The loss of a pet can be a traumatic experience on a family. For some, the pain can be too much and many are now turning to pet loss support groups for help.
Cameras aren't usually allowed inside a group meeting, but several people agreed to show us the healing process and how the group works to save human lives.
Greg and Vicki Kopf adopted Coco when she was 10 weeks old. She was part of their family for nearly 13 years. Then one day, she was gone.
"Please keep her alive long enough so I can say goodbye and we did," said Victoria Kopf.
Her husband, Gregory, said, "That was tough. That was tough to walk in and see your baby like that."
Coco was their baby. So, her death was like losing a child.
At first they didn't know where to turn for support. Then, they heard about the University of Tennessee Pet Loss Support Group which formed in 2008.
Each week there are different faces and each year the number of those suffering increases.
"I think we are seeing a shift in the relationships that people are identifying openly about their animal," said social worker Sarina Lyall. "They are not outside animals. They are coming into the home."
That shift in relationship means these groups are more popular. In the beginning, only one or two people would come. Now, Sarina Lyall sees on average five or six people every other week, "Often times, the support group is the place to talk about how we come to the support group, how we relate to our animals, and that it is often times a child, or a family member, or a best friend."

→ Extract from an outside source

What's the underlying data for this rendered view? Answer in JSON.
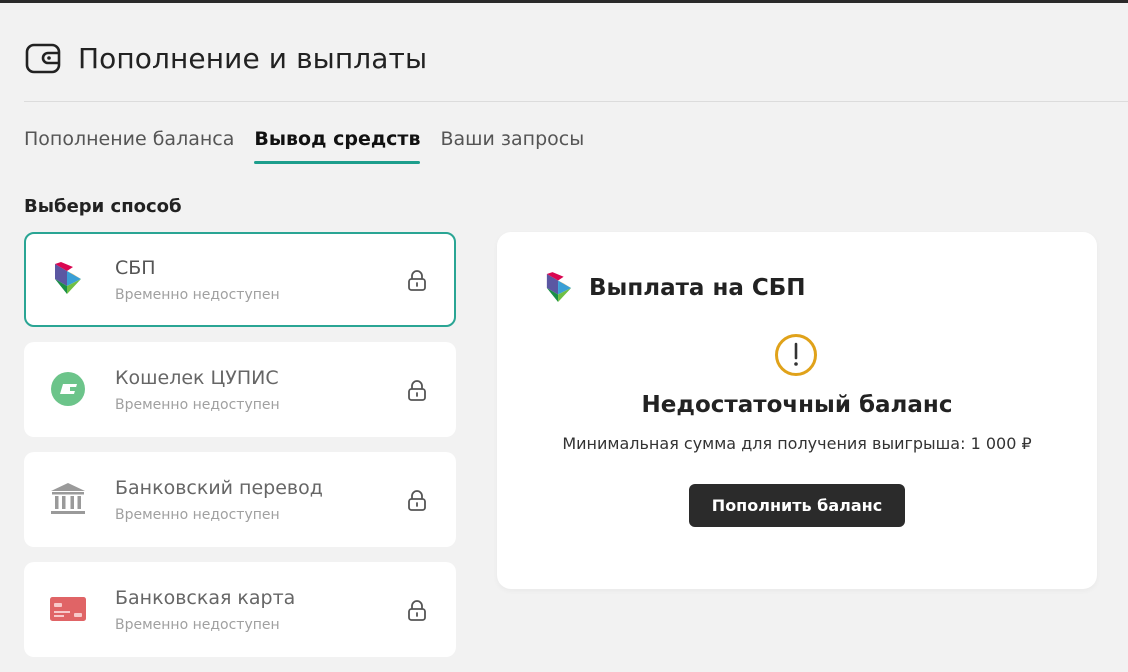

Lyall is a staff social worker with veterinary social work at UT. She admits pet death and its grief are still hard for some to understand.
"It's not generally understood or supported," she said.
For some, it can be devastating, and having a place like the group to open up can be a life saver.
Lyall explained, "We hope to help them maybe educate others that when they are saying, 'It's just a dog,' they can say, 'not to me.'"
Belinda Folger owned Gracie, who passed away nearly two years ago. The group has helped her slowly heal.
"It's been a blessing. It's probably saved my life because I was close to suicide because of Gracie," she said.
Every other week, the group meets on the UT campus. Sometimes you'll see tears and other times laughter, but every time, it's about sharing.
The group session is a safe place, a judgement free zone.